You have supported colleagues and others so whole-heartedly, adding such value – mentoring; guiding; feedback; internships; charitable organisation. Do you find that the type of support you have needed has changed throughout your career?
Throughout my career I have always been extremely blessed to have the support of family and close friends. But as I have progressed in my career I admit that the kind of support I have needed differed and, I dare say, evolved. In those challenging months where I struggled with finding a job here in the UK, it was the support of fellow Nigerian lawyers in the City that came through for me. They believed in me and continued to provide much needed advice on the steps I should be taking to get the opportunities that I longed for. Their support took the form of mentoring, guidance, internships and work experience.
As I grew professionally, the support of champions in the workplace became more and more important. Again, I have been lucky enough to have found this in bosses or peers who fought and pushed for me to be given platforms to push through my vision and to take on more responsibility. Finding people with whom I could be myself with and speak with freely, has been life-changing and career-defining. As much as we all believe we can do it all by ourselves, it is important to remember that having people in your corner who can support you, challenge you, push you, motivate you, and fight for you, is immensely valuable. Looking forward, I believe I have a role to play in shaping the narrative around women’s position within the workforce, and championing how a diverse and inclusive workforce can help build sustainable and long-lasting businesses.
Finding people with whom I could be myself with and speak with freely, has been life-changing and career-defining. As much as we all believe we can do it all by ourselves, it is important to remember that having people in your corner who can support you, challenge you, push you, motivate you, and fight for you, is immensely valuable.
Patrick Gutmann, MD MFS Africa, said (in Funmi’s nomination): “Funmi has faced several challenges and setbacks in her life, which she has not only overcome with grace, but she has excelled while doing so.” Can you talk a little about this?
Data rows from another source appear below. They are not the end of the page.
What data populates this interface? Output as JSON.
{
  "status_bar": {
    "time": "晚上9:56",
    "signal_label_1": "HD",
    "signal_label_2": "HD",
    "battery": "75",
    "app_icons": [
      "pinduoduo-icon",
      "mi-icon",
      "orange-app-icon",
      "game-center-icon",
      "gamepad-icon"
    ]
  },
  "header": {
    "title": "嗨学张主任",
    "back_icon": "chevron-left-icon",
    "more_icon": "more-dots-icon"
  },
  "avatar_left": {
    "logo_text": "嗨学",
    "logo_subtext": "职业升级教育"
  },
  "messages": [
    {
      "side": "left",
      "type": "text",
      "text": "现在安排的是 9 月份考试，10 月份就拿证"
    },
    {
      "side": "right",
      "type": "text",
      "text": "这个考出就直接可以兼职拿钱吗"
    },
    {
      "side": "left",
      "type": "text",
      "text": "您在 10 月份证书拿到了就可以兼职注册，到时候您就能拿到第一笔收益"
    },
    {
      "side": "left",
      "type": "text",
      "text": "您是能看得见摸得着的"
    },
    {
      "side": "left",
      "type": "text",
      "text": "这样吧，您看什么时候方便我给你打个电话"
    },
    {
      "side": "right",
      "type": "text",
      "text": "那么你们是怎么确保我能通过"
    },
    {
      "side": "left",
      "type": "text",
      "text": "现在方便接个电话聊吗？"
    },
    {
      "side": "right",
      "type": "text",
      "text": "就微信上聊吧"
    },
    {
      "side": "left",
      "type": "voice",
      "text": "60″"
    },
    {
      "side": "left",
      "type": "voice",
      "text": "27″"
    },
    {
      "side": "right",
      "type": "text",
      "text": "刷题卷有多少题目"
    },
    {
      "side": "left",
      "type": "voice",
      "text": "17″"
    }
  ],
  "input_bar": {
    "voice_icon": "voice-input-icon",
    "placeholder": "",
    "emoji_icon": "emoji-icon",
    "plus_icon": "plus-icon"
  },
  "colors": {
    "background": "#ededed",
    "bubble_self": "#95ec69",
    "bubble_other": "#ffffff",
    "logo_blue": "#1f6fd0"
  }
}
For several years I dealt with spells of severe period pain, and for years I was wrongly diagnosed and repeatedly told that my symptoms were ‘normal’ or ‘exaggerated’. I was eventually diagnosed with endometriosis after the discovery of fluid in my lungs, and it turned out I was having a hydro pneumothorax every time I had a period, which caused my left lung to collapse recurrently and blood clots were discovered in my right lung. A number of things could have gone wrong at that time, the worst of which could have been death. This was in 2018, just as my career in the UK was starting to take shape. After having been diagnosed, I underwent several surgeries and had to significantly alter my diet, my lifestyle, and my general approach to life. Endometriosis has changed my life forever.
On the one hand it forced me to make some drastic lifestyle changes, but on the other hand it allowed me to see time as a gift, which I try to enjoy as much as I can. Equally important is that it made me sensitive to the fact that there are many people dealing with physical disabilities and conditions which are not necessarily visible.
What advice do you wish you had been given early in your career?
That it’s more important to be the best version of yourself than to be the best.
Look out for more stories from our WIBF Awards Alumni community over the next few months! Do you want to be involved in shaping the Alumni? Do you have any questions? Get in touch via [email protected].